▸ Problem requirements:
Each line of the data below either holds "yeni" or does not. Report how many do, and only that.

▸ Dataset rows for apps and sites:
%%
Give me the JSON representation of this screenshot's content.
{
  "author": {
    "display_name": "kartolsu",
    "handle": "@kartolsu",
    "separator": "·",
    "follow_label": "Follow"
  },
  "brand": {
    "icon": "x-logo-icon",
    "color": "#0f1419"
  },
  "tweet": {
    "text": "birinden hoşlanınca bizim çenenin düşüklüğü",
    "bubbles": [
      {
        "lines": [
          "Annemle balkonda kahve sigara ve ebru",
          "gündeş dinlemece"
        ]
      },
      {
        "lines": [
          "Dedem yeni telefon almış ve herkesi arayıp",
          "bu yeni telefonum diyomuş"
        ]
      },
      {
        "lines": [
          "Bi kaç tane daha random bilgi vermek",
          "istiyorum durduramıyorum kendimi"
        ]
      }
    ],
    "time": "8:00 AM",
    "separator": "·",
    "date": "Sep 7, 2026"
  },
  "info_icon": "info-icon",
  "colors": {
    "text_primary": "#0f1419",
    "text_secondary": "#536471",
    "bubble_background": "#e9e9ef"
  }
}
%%
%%
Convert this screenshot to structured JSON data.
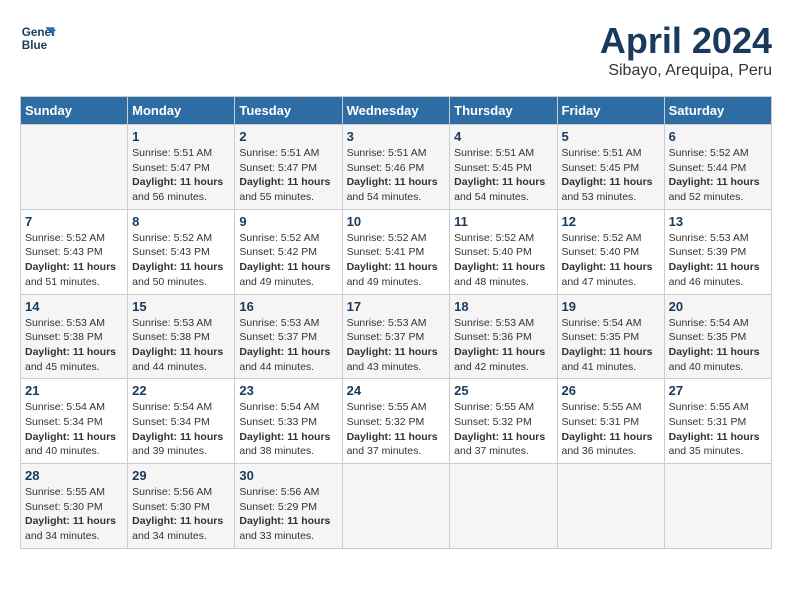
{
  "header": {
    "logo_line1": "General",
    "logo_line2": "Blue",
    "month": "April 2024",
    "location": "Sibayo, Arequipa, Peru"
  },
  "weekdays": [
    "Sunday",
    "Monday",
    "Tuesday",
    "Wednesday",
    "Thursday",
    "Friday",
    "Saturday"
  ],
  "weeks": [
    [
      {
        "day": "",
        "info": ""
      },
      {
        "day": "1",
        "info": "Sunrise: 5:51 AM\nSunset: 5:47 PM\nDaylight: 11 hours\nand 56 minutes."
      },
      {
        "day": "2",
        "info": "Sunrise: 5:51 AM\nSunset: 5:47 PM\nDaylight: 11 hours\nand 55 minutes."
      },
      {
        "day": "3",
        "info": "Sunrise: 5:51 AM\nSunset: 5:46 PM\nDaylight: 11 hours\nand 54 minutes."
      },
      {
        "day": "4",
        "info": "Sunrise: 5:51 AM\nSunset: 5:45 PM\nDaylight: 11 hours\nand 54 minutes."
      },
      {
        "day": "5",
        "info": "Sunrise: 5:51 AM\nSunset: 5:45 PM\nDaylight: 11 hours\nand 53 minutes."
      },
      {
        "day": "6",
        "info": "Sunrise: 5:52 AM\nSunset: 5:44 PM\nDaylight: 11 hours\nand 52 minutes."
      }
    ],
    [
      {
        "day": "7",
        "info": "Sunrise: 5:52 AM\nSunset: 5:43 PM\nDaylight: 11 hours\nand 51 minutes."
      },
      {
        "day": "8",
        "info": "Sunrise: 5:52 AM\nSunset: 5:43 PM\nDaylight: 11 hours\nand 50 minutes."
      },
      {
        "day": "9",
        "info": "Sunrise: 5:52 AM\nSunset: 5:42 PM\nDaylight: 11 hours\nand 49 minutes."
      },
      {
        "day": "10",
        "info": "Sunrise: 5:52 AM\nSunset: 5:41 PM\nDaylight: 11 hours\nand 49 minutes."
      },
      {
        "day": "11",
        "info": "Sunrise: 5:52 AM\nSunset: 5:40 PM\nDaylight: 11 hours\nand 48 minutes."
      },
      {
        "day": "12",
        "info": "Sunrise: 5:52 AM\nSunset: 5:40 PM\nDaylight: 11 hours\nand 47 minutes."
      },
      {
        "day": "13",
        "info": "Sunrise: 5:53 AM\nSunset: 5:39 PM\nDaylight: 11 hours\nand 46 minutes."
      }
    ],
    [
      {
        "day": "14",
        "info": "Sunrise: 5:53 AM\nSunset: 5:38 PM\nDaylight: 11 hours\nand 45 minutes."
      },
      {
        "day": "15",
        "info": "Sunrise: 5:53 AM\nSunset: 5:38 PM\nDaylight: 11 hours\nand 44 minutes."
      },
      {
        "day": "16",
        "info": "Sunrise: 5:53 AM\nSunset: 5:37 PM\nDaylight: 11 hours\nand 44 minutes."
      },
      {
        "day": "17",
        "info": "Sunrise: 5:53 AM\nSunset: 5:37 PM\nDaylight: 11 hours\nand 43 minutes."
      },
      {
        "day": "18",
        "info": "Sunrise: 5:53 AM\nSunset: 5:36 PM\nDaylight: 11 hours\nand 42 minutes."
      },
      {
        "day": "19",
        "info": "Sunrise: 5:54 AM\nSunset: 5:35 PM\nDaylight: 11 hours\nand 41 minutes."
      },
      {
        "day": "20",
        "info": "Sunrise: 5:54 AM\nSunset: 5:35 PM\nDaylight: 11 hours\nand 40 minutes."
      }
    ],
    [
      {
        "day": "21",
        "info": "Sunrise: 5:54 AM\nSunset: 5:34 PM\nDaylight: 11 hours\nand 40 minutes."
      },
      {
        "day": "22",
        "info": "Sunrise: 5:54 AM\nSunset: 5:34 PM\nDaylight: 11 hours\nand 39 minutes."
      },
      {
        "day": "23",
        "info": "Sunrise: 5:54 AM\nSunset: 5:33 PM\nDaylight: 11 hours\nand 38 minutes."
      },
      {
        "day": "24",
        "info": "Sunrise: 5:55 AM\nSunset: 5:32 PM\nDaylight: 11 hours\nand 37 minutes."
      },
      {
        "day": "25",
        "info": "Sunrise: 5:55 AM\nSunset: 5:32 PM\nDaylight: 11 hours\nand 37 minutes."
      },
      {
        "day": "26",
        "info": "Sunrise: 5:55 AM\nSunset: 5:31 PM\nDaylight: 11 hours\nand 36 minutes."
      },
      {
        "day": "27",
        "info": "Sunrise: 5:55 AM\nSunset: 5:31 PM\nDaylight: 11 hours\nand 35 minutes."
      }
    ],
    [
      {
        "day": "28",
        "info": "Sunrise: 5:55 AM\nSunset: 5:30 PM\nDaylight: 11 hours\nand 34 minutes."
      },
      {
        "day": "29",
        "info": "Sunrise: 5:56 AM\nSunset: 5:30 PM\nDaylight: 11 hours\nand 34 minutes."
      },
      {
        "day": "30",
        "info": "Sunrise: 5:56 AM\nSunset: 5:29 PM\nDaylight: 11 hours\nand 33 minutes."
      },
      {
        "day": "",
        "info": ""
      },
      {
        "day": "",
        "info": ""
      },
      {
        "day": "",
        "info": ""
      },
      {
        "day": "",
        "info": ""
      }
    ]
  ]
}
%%
▸ Result below:
2